▸ Exercise brief: Look through the material below and show every line with the word "label".

▸ Source data:
- - - -
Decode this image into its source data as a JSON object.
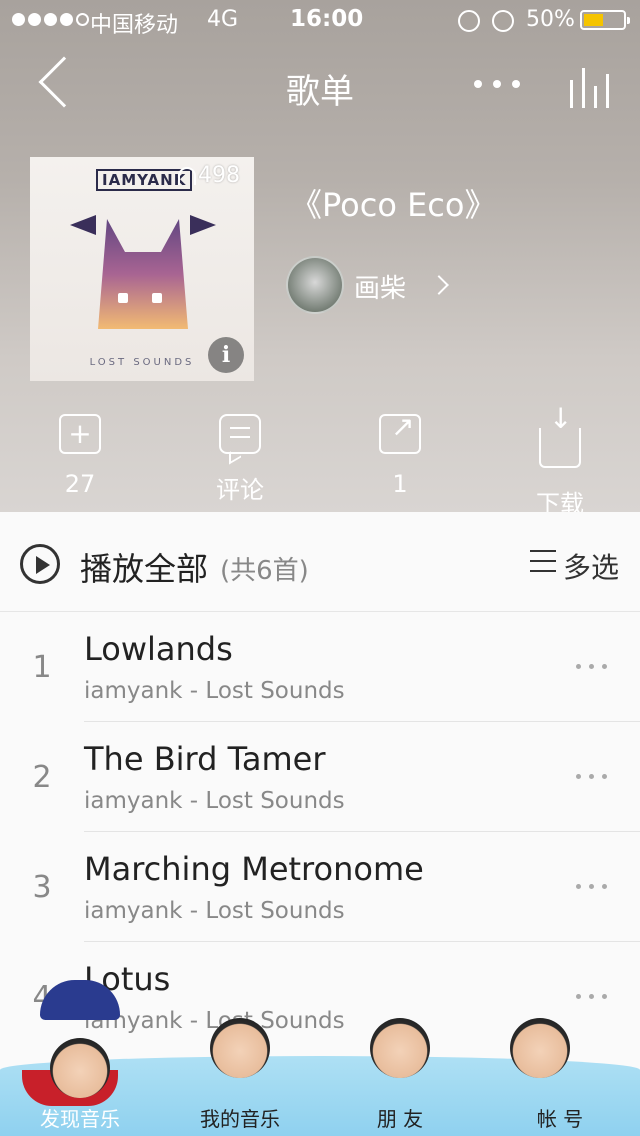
{
  "status_bar": {
    "carrier": "中国移动",
    "network": "4G",
    "time": "16:00",
    "battery_percent": "50%",
    "battery_level": 0.5
  },
  "nav": {
    "title": "歌单"
  },
  "playlist": {
    "play_count": "498",
    "cover_logo": "IAMYANK",
    "cover_subtitle": "LOST SOUNDS",
    "title": "《Poco Eco》",
    "creator": "画柴"
  },
  "actions": [
    {
      "label": "27",
      "icon": "folder-add-icon"
    },
    {
      "label": "评论",
      "icon": "comment-icon"
    },
    {
      "label": "1",
      "icon": "share-icon"
    },
    {
      "label": "下载",
      "icon": "download-icon"
    }
  ],
  "list_header": {
    "play_all": "播放全部",
    "count": "(共6首)",
    "multi_select": "多选"
  },
  "songs": [
    {
      "num": "1",
      "title": "Lowlands",
      "sub": "iamyank - Lost Sounds"
    },
    {
      "num": "2",
      "title": "The Bird Tamer",
      "sub": "iamyank - Lost Sounds"
    },
    {
      "num": "3",
      "title": "Marching Metronome",
      "sub": "iamyank - Lost Sounds"
    },
    {
      "num": "4",
      "title": "Lotus",
      "sub": "iamyank - Lost Sounds"
    }
  ],
  "tabs": [
    {
      "label": "发现音乐",
      "active": true
    },
    {
      "label": "我的音乐",
      "active": false
    },
    {
      "label": "朋 友",
      "active": false
    },
    {
      "label": "帐 号",
      "active": false
    }
  ],
  "colors": {
    "battery_fill": "#f5c400",
    "tabbar_water": "#8fd1ef"
  }
}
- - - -
▸ Result of the task:
      "label": "27",
      "label": "评论",
      "label": "1",
      "label": "下载",
      "label": "发现音乐",
      "label": "我的音乐",
      "label": "朋 友",
      "label": "帐 号",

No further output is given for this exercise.